Unless you have your head in the sand/soil, you would have a sense that life as we know it is changing rapidly and we need to respond, to secure our food security and health. Grow extra food for yourself and to share with your neighbours, community or to use to barter.

Growing nutrient dense organic food has always been a priority for me and I have spoken, written, and taught about it for years. Here I will give you a guide (part 1) on what I believe you need to get growing now to maximize food in your backyard or neighbourhood. I particularly select plants that are easy to grow and abundant. More information is always available in my book Eat Your Garden – Organic Gardening for Home and Schools available from https://leonieshanahan.com.au/shop/

As I live in subtropics, the plant list relates mainly to here and tropical.

Let’s start in the VEGETABLE PATCH.

SPINACH – Aibika, Brazillian, Okinawa, Sambung, Warrigul greens (NZ spinach), Kang kong, Ethopian Cabbage

BEANS – Madagascar: Snake (many varieties): Wing

STARCHES – Cassava, Cocoyam, Elephant Foot ‘greater’, Qld Canna edulis (arrowroot), Sweet potato

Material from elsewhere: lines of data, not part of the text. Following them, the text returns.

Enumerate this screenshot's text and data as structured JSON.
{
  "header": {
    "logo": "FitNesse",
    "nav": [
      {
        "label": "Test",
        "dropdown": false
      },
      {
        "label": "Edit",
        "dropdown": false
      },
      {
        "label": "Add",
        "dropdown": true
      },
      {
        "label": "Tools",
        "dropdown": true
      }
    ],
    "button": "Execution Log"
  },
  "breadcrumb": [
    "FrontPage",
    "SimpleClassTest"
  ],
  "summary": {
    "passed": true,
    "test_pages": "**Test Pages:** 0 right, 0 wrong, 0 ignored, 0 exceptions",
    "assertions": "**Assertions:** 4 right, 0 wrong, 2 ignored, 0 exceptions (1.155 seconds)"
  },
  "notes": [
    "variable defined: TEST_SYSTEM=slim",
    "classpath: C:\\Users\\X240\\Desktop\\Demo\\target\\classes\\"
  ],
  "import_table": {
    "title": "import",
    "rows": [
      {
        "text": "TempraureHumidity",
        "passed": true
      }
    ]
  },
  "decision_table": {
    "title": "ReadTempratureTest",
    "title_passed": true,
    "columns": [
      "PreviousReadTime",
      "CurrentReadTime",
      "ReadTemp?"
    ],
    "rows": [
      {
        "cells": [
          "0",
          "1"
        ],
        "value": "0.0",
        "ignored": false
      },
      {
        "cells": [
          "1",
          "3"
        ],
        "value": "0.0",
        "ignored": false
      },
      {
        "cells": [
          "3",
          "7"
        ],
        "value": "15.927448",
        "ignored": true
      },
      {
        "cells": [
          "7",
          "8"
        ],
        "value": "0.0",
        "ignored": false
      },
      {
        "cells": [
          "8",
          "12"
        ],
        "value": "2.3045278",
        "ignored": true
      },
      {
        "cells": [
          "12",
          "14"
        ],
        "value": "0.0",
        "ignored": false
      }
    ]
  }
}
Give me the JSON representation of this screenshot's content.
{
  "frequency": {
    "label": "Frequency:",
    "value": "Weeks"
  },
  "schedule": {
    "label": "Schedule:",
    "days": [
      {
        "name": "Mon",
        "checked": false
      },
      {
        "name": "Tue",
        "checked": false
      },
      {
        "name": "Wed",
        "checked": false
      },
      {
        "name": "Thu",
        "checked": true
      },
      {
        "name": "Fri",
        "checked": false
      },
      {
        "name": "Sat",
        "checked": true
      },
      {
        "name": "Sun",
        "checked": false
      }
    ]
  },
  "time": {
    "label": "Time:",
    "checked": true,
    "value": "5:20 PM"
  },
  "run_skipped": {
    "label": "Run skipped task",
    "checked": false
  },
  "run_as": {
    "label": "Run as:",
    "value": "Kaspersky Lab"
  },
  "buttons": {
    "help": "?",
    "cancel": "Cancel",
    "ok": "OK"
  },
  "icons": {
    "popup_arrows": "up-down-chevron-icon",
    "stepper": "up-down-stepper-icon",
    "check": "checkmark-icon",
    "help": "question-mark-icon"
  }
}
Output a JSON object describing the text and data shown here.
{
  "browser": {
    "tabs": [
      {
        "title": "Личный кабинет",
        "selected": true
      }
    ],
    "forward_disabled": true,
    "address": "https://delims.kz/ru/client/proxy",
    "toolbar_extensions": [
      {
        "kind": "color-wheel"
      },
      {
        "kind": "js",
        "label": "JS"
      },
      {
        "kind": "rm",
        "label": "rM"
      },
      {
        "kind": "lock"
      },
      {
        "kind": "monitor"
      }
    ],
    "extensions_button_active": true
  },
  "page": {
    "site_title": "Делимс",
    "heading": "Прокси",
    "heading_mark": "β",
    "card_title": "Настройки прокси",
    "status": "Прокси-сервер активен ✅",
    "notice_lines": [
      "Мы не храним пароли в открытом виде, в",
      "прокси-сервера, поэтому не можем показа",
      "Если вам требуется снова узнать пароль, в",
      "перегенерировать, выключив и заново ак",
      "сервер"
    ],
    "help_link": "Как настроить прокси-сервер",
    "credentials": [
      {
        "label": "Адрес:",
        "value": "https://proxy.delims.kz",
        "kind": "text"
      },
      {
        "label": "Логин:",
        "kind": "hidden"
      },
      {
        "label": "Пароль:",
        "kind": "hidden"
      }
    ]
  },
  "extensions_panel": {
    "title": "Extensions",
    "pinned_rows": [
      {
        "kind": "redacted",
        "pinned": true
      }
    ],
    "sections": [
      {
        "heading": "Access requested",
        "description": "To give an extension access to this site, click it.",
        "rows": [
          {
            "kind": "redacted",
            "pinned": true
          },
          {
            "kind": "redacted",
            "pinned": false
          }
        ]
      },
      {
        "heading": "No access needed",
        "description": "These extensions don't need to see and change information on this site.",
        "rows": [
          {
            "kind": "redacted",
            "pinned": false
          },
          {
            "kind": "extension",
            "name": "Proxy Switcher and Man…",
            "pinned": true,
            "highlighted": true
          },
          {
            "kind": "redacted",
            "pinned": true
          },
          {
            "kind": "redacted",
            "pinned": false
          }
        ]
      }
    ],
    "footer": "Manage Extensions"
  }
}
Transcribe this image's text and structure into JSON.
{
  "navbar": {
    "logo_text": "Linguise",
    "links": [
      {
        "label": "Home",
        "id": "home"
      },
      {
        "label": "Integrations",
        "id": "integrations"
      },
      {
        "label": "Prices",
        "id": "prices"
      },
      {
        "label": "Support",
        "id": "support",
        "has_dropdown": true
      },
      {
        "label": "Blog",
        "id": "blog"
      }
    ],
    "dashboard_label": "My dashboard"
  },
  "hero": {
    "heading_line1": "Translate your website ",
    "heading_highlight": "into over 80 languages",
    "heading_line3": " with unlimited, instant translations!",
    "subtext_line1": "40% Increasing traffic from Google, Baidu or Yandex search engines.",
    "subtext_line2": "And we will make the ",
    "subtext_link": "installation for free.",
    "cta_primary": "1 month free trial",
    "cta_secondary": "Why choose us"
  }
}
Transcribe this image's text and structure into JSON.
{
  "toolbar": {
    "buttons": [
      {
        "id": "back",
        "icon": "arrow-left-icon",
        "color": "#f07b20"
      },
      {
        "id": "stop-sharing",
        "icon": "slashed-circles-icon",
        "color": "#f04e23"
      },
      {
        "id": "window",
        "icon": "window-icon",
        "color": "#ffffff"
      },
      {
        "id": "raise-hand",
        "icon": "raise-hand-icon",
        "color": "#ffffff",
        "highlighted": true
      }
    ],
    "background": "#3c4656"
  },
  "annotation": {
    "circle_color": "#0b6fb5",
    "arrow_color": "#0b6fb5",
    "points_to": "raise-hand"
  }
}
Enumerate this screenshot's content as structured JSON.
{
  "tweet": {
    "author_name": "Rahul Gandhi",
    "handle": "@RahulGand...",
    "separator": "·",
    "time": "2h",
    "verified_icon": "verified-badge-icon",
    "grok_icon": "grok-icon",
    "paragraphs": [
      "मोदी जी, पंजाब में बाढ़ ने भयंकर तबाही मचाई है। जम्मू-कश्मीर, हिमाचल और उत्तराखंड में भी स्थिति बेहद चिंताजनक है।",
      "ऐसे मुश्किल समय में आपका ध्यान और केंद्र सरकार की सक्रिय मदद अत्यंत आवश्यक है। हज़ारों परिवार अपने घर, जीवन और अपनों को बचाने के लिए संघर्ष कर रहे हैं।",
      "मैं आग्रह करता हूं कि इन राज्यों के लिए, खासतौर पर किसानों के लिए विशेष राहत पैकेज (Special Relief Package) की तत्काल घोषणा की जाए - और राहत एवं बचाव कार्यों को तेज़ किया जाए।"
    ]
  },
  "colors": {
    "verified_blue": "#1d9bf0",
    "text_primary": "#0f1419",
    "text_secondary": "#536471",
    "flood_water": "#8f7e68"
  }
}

Others:  Aloe Vera Barbadensis (also medical plants -burns, bites etc), Amaranth, Choko, Comfrey, Herb Robert, Lebanese cress, Lemongrass, Luffa, Nasturtiums, Taro, Timor lettuce, Pumpkins (coz you can grow so many of them and store).

TUBERS – Ginger, Turmeric, Galangal, Garlic

SMALL TREE/SHRUBMoringa, Sweet leaf. I also like Banana plants for its multi uses besides the fruit – leaves for cooking and wrapping and the cut trunks can be grown into or used as edging etc.

WEEDS – know your weeds (misunderstood plants) as they have so many nutrients. You also need to educate yourself as to what parts are edible and whether eaten raw or cooked. Before harvesting, make sure plants (weeds) are coming from a clean environment, with no previous chemical sprays. Cat’s Ear, Chickweed & Tropical Chickweed, Clover – white, Cobbler’s pegs, Dandelion, Dock, Fat Hen, Gotu Kola, Mallow, Nodding Top, Plantain (Broadleaf and Narrow leaf), Purslane and Sow Thistle.

There is a huge range of familiar seasonal annual salads, vegetables, flowers, and herbs you can plant as well. Check your local planting guide, markets, and plant nursery.

Growing your own food full of nutrients in your backyard grows your health and peace of mind, and especially some food security. Remember to save seeds from your produce to share and sow.

To learn more, watch instructional DVD Edible School Gardens (for all ages) to learn all organic gardening processes or, as mentioned, comprehensive organic gardening book Eat Your Garden available from www.LeonieShanahan.com.au

Please email me with your own suggestions and favourites. Part 2 will include herbs, flowers and fruit trees and any other ideas.

[email protected]

Happy Healthy Gardening, Leonie